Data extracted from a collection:
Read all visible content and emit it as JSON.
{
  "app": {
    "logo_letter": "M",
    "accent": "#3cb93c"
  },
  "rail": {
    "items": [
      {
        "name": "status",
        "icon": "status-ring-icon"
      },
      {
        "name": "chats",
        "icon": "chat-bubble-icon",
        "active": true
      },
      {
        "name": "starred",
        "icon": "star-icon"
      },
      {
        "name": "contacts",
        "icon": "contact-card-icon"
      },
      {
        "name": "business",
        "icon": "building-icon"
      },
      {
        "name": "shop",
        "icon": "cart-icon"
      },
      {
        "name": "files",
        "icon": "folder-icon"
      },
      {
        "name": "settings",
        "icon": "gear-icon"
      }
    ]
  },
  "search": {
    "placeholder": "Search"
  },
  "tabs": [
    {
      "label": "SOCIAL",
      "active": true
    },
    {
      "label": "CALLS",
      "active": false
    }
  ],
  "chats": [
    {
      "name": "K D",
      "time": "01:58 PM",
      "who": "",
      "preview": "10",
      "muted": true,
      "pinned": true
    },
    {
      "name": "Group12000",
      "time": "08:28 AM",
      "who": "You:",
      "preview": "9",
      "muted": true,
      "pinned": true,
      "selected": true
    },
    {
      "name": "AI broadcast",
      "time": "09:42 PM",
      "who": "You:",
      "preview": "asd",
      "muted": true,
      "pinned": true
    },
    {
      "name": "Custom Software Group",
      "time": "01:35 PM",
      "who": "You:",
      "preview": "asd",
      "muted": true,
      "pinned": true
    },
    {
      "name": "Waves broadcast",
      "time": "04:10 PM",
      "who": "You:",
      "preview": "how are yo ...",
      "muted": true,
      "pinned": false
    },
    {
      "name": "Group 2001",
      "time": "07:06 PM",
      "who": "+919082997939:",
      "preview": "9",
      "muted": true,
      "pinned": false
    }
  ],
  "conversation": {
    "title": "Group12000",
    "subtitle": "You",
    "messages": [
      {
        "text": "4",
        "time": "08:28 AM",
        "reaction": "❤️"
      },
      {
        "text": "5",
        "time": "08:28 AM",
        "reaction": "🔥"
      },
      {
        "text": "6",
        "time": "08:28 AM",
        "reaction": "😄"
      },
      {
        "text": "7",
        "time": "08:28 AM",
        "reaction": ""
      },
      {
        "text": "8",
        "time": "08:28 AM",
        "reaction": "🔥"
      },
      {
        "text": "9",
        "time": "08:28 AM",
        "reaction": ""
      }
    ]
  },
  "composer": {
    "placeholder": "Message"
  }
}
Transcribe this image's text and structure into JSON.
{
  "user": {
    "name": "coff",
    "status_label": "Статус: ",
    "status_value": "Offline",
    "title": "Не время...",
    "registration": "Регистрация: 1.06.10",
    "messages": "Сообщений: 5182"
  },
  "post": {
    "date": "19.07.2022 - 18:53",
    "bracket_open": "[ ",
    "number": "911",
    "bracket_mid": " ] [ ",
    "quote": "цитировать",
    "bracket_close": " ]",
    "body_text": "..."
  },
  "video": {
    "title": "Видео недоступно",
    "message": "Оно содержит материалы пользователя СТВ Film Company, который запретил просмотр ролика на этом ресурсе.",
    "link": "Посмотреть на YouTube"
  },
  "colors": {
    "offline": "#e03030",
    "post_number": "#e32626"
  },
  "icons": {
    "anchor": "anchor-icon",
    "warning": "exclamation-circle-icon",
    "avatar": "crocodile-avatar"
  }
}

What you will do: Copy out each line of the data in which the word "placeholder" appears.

Result:
    "placeholder": "Search"
    "placeholder": "Message"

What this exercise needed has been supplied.